Copy out each line of the data that holds the word "timestamp".

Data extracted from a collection
◇ ◇ ◇ ◇
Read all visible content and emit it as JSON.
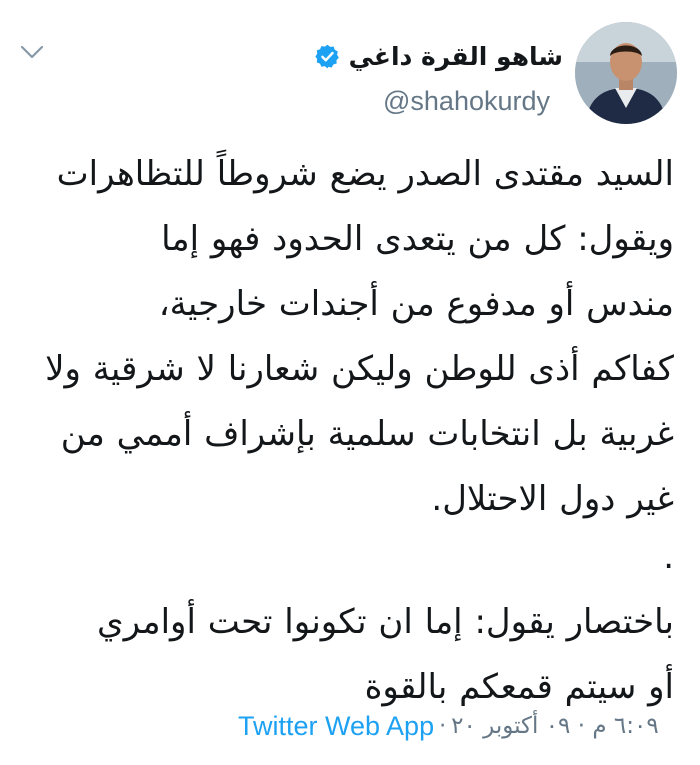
{
  "author": {
    "display_name": "شاهو القرة داغي",
    "handle": "@shahokurdy",
    "verified_icon": "verified-badge-icon",
    "avatar_icon": "profile-avatar"
  },
  "menu_icon": "chevron-down-icon",
  "tweet": {
    "lines": [
      "السيد مقتدى الصدر يضع شروطاً للتظاهرات",
      "ويقول: كل من يتعدى الحدود فهو إما",
      "مندس أو مدفوع من أجندات خارجية،",
      "كفاكم أذى للوطن وليكن شعارنا لا شرقية ولا",
      "غربية بل انتخابات سلمية بإشراف أممي من",
      "غير دول الاحتلال.",
      ".",
      "باختصار يقول: إما ان تكونوا تحت أوامري",
      "أو سيتم قمعكم بالقوة"
    ]
  },
  "meta": {
    "timestamp": "٦:٠٩ م · ٠٩ أكتوبر ٢٠",
    "separator": "·",
    "source": "Twitter Web App"
  },
  "colors": {
    "link": "#1da1f2",
    "secondary": "#657786",
    "text": "#14171a"
  }
}
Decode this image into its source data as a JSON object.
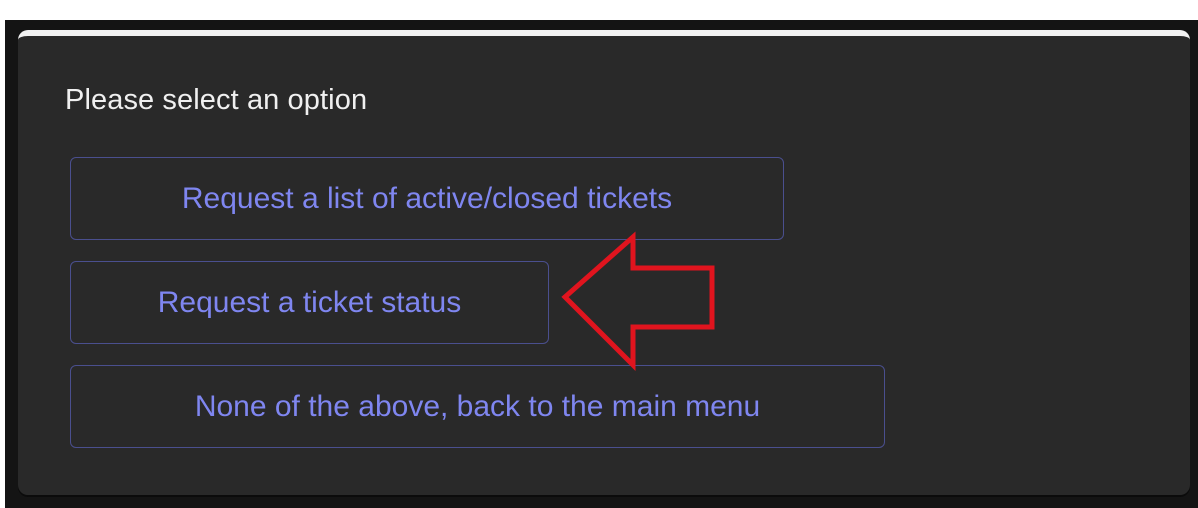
{
  "dialog": {
    "prompt": "Please select an option",
    "options": [
      {
        "label": "Request a list of active/closed tickets"
      },
      {
        "label": "Request a ticket status"
      },
      {
        "label": "None of the above, back to the main menu"
      }
    ]
  },
  "annotation": {
    "type": "arrow",
    "target": "Request a ticket status",
    "color": "#e0141e"
  },
  "colors": {
    "card_background": "#292929",
    "button_text": "#7f86f0",
    "button_border": "#4a4f8e",
    "prompt_text": "#f0f0f0"
  }
}
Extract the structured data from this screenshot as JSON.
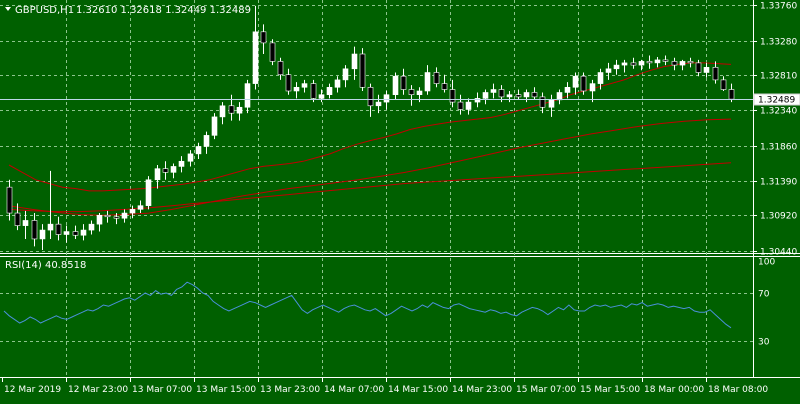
{
  "header": {
    "symbol": "GBPUSD,H1",
    "ohlc": "1.32610 1.32618 1.32449 1.32489"
  },
  "colors": {
    "background": "#006000",
    "grid": "#8cc48c",
    "bull": "#ffffff",
    "bear": "#000000",
    "ma": "#c00000",
    "rsi": "#4a90d9",
    "price_line": "#bcd8e8",
    "axis": "#ffffff"
  },
  "price_axis": {
    "ticks": [
      "1.33760",
      "1.33280",
      "1.32810",
      "1.32340",
      "1.31860",
      "1.31390",
      "1.30920",
      "1.30440"
    ],
    "current_label": "1.32489"
  },
  "rsi_panel": {
    "label": "RSI(14) 40.8518",
    "levels": [
      "100",
      "70",
      "30"
    ]
  },
  "time_axis": {
    "labels": [
      "12 Mar 2019",
      "12 Mar 23:00",
      "13 Mar 07:00",
      "13 Mar 15:00",
      "13 Mar 23:00",
      "14 Mar 07:00",
      "14 Mar 15:00",
      "14 Mar 23:00",
      "15 Mar 07:00",
      "15 Mar 15:00",
      "18 Mar 00:00",
      "18 Mar 08:00"
    ]
  },
  "chart_data": {
    "type": "candlestick",
    "price_range": [
      1.3041,
      1.3383
    ],
    "rsi_range": [
      0,
      100
    ],
    "candles": [
      [
        1.313,
        1.314,
        1.3085,
        1.3095
      ],
      [
        1.3095,
        1.3108,
        1.3072,
        1.3078
      ],
      [
        1.3078,
        1.3098,
        1.306,
        1.3085
      ],
      [
        1.3085,
        1.3095,
        1.305,
        1.306
      ],
      [
        1.306,
        1.308,
        1.3045,
        1.3072
      ],
      [
        1.3072,
        1.3152,
        1.306,
        1.308
      ],
      [
        1.308,
        1.309,
        1.3058,
        1.3066
      ],
      [
        1.3066,
        1.3078,
        1.3055,
        1.307
      ],
      [
        1.307,
        1.3078,
        1.306,
        1.3065
      ],
      [
        1.3065,
        1.308,
        1.3058,
        1.3072
      ],
      [
        1.3072,
        1.3085,
        1.3066,
        1.308
      ],
      [
        1.308,
        1.3095,
        1.307,
        1.3092
      ],
      [
        1.3092,
        1.3098,
        1.3082,
        1.309
      ],
      [
        1.309,
        1.3095,
        1.308,
        1.3088
      ],
      [
        1.3088,
        1.31,
        1.3082,
        1.3095
      ],
      [
        1.3095,
        1.3105,
        1.3088,
        1.31
      ],
      [
        1.31,
        1.3112,
        1.3095,
        1.3105
      ],
      [
        1.3105,
        1.3145,
        1.31,
        1.314
      ],
      [
        1.314,
        1.316,
        1.3128,
        1.3155
      ],
      [
        1.3155,
        1.3165,
        1.314,
        1.315
      ],
      [
        1.315,
        1.3162,
        1.3142,
        1.3158
      ],
      [
        1.3158,
        1.3172,
        1.315,
        1.3165
      ],
      [
        1.3165,
        1.318,
        1.3158,
        1.3175
      ],
      [
        1.3175,
        1.319,
        1.3168,
        1.3185
      ],
      [
        1.3185,
        1.3205,
        1.3175,
        1.32
      ],
      [
        1.32,
        1.323,
        1.3195,
        1.3225
      ],
      [
        1.3225,
        1.3245,
        1.3215,
        1.324
      ],
      [
        1.324,
        1.3255,
        1.322,
        1.323
      ],
      [
        1.323,
        1.3245,
        1.322,
        1.3238
      ],
      [
        1.3238,
        1.3275,
        1.323,
        1.327
      ],
      [
        1.327,
        1.3375,
        1.3262,
        1.334
      ],
      [
        1.334,
        1.335,
        1.331,
        1.3325
      ],
      [
        1.3325,
        1.333,
        1.3295,
        1.33
      ],
      [
        1.33,
        1.3305,
        1.3275,
        1.3282
      ],
      [
        1.3282,
        1.329,
        1.3255,
        1.326
      ],
      [
        1.326,
        1.3272,
        1.325,
        1.3265
      ],
      [
        1.3265,
        1.3275,
        1.3258,
        1.327
      ],
      [
        1.327,
        1.3275,
        1.3245,
        1.325
      ],
      [
        1.325,
        1.3262,
        1.3245,
        1.3255
      ],
      [
        1.3255,
        1.327,
        1.325,
        1.3265
      ],
      [
        1.3265,
        1.328,
        1.3258,
        1.3275
      ],
      [
        1.3275,
        1.3295,
        1.3265,
        1.329
      ],
      [
        1.329,
        1.332,
        1.3275,
        1.331
      ],
      [
        1.331,
        1.3318,
        1.326,
        1.3265
      ],
      [
        1.3265,
        1.327,
        1.3225,
        1.324
      ],
      [
        1.324,
        1.3255,
        1.323,
        1.3245
      ],
      [
        1.3245,
        1.326,
        1.3235,
        1.3255
      ],
      [
        1.3255,
        1.3285,
        1.3248,
        1.328
      ],
      [
        1.328,
        1.329,
        1.3255,
        1.3262
      ],
      [
        1.3262,
        1.3268,
        1.324,
        1.3255
      ],
      [
        1.3255,
        1.3265,
        1.3245,
        1.326
      ],
      [
        1.326,
        1.3295,
        1.3255,
        1.3285
      ],
      [
        1.3285,
        1.3292,
        1.3265,
        1.327
      ],
      [
        1.327,
        1.3282,
        1.3258,
        1.3262
      ],
      [
        1.3262,
        1.3275,
        1.3238,
        1.3245
      ],
      [
        1.3245,
        1.3255,
        1.3228,
        1.3235
      ],
      [
        1.3235,
        1.325,
        1.3228,
        1.3245
      ],
      [
        1.3245,
        1.3258,
        1.3238,
        1.325
      ],
      [
        1.325,
        1.3262,
        1.3242,
        1.3258
      ],
      [
        1.3258,
        1.327,
        1.325,
        1.3262
      ],
      [
        1.3262,
        1.3268,
        1.3245,
        1.3252
      ],
      [
        1.3252,
        1.326,
        1.3245,
        1.3255
      ],
      [
        1.3255,
        1.3262,
        1.3248,
        1.3252
      ],
      [
        1.3252,
        1.3262,
        1.3245,
        1.3258
      ],
      [
        1.3258,
        1.3265,
        1.3248,
        1.3252
      ],
      [
        1.3252,
        1.3258,
        1.323,
        1.3238
      ],
      [
        1.3238,
        1.3255,
        1.3225,
        1.3248
      ],
      [
        1.3248,
        1.3262,
        1.3242,
        1.3258
      ],
      [
        1.3258,
        1.3272,
        1.325,
        1.3265
      ],
      [
        1.3265,
        1.3285,
        1.3255,
        1.328
      ],
      [
        1.328,
        1.3285,
        1.3255,
        1.326
      ],
      [
        1.326,
        1.3275,
        1.3245,
        1.327
      ],
      [
        1.327,
        1.329,
        1.3262,
        1.3285
      ],
      [
        1.3285,
        1.3298,
        1.3275,
        1.329
      ],
      [
        1.329,
        1.3302,
        1.3282,
        1.3295
      ],
      [
        1.3295,
        1.3302,
        1.3285,
        1.3298
      ],
      [
        1.3298,
        1.3305,
        1.329,
        1.3295
      ],
      [
        1.3295,
        1.3302,
        1.3288,
        1.33
      ],
      [
        1.33,
        1.3308,
        1.329,
        1.3298
      ],
      [
        1.3298,
        1.3306,
        1.3292,
        1.3302
      ],
      [
        1.3302,
        1.3308,
        1.3295,
        1.33
      ],
      [
        1.33,
        1.3305,
        1.3288,
        1.3295
      ],
      [
        1.3295,
        1.3302,
        1.3288,
        1.33
      ],
      [
        1.33,
        1.3305,
        1.3292,
        1.3298
      ],
      [
        1.3298,
        1.3302,
        1.328,
        1.3285
      ],
      [
        1.3285,
        1.3298,
        1.3278,
        1.3292
      ],
      [
        1.3292,
        1.33,
        1.327,
        1.3275
      ],
      [
        1.3275,
        1.328,
        1.326,
        1.3262
      ],
      [
        1.3262,
        1.327,
        1.3245,
        1.3249
      ]
    ],
    "ma_series": [
      [
        1.316,
        1.315,
        1.314,
        1.3135,
        1.313,
        1.3128,
        1.3125,
        1.3125,
        1.3126,
        1.3127,
        1.3128,
        1.313,
        1.3132,
        1.3134,
        1.3137,
        1.314,
        1.3145,
        1.315,
        1.3155,
        1.3158,
        1.316,
        1.3162,
        1.3165,
        1.317,
        1.3175,
        1.3182,
        1.3188,
        1.3193,
        1.3197,
        1.3202,
        1.3208,
        1.3212,
        1.3215,
        1.3218,
        1.322,
        1.3222,
        1.3224,
        1.3228,
        1.3233,
        1.3238,
        1.3243,
        1.3248,
        1.3255,
        1.326,
        1.3265,
        1.327,
        1.3275,
        1.3282,
        1.3288,
        1.3293,
        1.3296,
        1.3298,
        1.3298,
        1.3297,
        1.3296
      ],
      [
        1.3105,
        1.31,
        1.3096,
        1.3093,
        1.3092,
        1.3093,
        1.3095,
        1.31,
        1.3106,
        1.3112,
        1.3118,
        1.3123,
        1.3128,
        1.3132,
        1.3136,
        1.314,
        1.3145,
        1.315,
        1.3156,
        1.3163,
        1.317,
        1.3177,
        1.3184,
        1.319,
        1.3196,
        1.3202,
        1.3207,
        1.3212,
        1.3216,
        1.3219,
        1.3221,
        1.3222
      ],
      [
        1.31,
        1.3098,
        1.3097,
        1.3097,
        1.3098,
        1.31,
        1.3102,
        1.3105,
        1.3108,
        1.3111,
        1.3114,
        1.3117,
        1.312,
        1.3123,
        1.3126,
        1.3129,
        1.3132,
        1.3135,
        1.3137,
        1.3139,
        1.3141,
        1.3143,
        1.3145,
        1.3147,
        1.3149,
        1.3151,
        1.3153,
        1.3155,
        1.3157,
        1.3159,
        1.3161,
        1.3163
      ]
    ],
    "rsi": [
      55,
      51,
      48,
      45,
      47,
      50,
      48,
      45,
      47,
      49,
      51,
      49,
      48,
      50,
      52,
      54,
      56,
      55,
      57,
      60,
      59,
      61,
      63,
      65,
      66,
      64,
      67,
      70,
      68,
      72,
      69,
      70,
      68,
      73,
      75,
      79,
      77,
      74,
      70,
      68,
      63,
      60,
      57,
      55,
      57,
      59,
      61,
      63,
      62,
      60,
      58,
      60,
      62,
      64,
      66,
      68,
      62,
      56,
      53,
      56,
      58,
      60,
      58,
      56,
      54,
      57,
      59,
      60,
      58,
      56,
      55,
      57,
      54,
      51,
      53,
      56,
      59,
      57,
      55,
      57,
      60,
      58,
      62,
      60,
      58,
      57,
      60,
      61,
      59,
      57,
      56,
      55,
      54,
      56,
      55,
      53,
      54,
      52,
      51,
      54,
      56,
      58,
      57,
      55,
      52,
      55,
      58,
      56,
      60,
      56,
      55,
      55,
      58,
      60,
      59,
      60,
      58,
      59,
      60,
      58,
      61,
      60,
      62,
      59,
      60,
      61,
      60,
      58,
      59,
      58,
      57,
      58,
      55,
      54,
      54,
      56,
      52,
      48,
      44,
      41
    ]
  }
}
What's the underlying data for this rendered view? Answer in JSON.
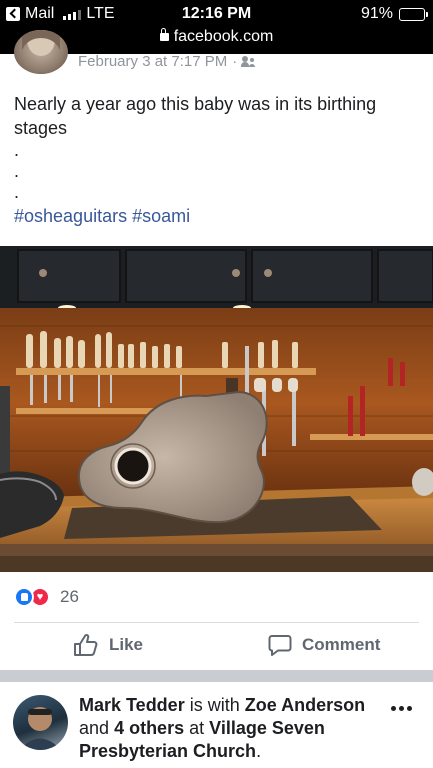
{
  "status_bar": {
    "back_app": "Mail",
    "carrier": "LTE",
    "time": "12:16 PM",
    "battery": "91%",
    "battery_level": 0.91
  },
  "url_bar": {
    "domain": "facebook.com"
  },
  "post": {
    "timestamp": "February 3 at 7:17 PM",
    "separator": "·",
    "audience_icon": "friends-icon",
    "text": "Nearly a year ago this baby was in its birthing stages",
    "dots": [
      ".",
      ".",
      "."
    ],
    "hashtags": [
      "#osheaguitars",
      "#soami"
    ],
    "reaction_count": "26",
    "actions": {
      "like": "Like",
      "comment": "Comment"
    }
  },
  "next_story": {
    "author": "Mark Tedder",
    "is_with": "is with",
    "tagged": "Zoe Anderson",
    "and_text": "and",
    "others": "4 others",
    "at_text": "at",
    "place": "Village Seven Presbyterian Church",
    "period": "."
  },
  "colors": {
    "link": "#385898",
    "meta_gray": "#90949c",
    "action_gray": "#606770",
    "like_blue": "#1877f2",
    "love_red": "#f0284a"
  }
}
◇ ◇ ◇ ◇
--- Task answer ---
    "timestamp": "٦:٠٩ م · ٠٩ أكتوبر ٢٠",
    "timestamp": "February 3 at 7:17 PM",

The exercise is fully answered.